• [Task instructions] Look through the data below and show every line that includes "screenshot".
+++
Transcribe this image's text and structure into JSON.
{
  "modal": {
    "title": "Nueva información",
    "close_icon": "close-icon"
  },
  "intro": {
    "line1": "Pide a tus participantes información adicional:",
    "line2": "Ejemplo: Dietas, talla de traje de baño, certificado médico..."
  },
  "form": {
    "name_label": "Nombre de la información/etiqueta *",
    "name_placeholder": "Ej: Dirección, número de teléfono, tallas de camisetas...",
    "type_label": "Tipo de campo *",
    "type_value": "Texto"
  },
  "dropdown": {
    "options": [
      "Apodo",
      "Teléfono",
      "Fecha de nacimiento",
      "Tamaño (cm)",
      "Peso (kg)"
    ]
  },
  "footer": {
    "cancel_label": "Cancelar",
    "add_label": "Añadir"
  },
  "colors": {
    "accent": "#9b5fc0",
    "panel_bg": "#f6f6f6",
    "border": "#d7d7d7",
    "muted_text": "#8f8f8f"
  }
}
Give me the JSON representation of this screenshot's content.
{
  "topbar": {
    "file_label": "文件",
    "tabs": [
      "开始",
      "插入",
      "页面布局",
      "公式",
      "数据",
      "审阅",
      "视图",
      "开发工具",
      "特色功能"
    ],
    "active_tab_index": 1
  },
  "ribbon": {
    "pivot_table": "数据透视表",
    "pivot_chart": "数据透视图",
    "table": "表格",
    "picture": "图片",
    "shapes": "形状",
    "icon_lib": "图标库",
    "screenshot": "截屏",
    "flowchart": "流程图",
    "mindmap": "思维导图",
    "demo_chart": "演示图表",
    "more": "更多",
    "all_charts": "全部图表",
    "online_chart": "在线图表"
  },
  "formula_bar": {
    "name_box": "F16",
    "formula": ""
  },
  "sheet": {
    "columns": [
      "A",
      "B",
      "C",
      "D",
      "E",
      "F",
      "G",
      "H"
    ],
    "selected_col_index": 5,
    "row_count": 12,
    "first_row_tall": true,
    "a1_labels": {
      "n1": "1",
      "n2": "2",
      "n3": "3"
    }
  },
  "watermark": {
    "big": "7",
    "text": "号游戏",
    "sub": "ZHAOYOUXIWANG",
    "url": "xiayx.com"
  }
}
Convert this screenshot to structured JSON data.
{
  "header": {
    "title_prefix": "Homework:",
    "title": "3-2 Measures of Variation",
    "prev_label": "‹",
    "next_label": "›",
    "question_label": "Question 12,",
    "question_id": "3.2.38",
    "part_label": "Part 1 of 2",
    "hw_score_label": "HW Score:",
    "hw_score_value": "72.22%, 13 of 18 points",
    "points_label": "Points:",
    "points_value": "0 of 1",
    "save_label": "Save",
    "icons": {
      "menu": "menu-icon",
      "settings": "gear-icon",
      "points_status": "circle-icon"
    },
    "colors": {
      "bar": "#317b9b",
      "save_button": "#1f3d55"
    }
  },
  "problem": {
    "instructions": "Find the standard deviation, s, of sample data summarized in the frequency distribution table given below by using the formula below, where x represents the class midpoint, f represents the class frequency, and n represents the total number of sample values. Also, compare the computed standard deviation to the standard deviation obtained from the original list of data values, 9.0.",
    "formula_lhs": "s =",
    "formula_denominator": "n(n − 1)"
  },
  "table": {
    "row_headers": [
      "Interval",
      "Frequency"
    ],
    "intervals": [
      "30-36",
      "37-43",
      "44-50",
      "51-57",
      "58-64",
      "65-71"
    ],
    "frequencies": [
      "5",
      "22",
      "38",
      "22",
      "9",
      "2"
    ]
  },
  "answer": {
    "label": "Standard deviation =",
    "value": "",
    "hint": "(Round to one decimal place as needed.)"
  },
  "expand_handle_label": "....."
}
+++
• [Response below]
Give me the JSON representation of this screenshot's content.
    "screenshot": "截屏",
Convert this screenshot to structured JSON data.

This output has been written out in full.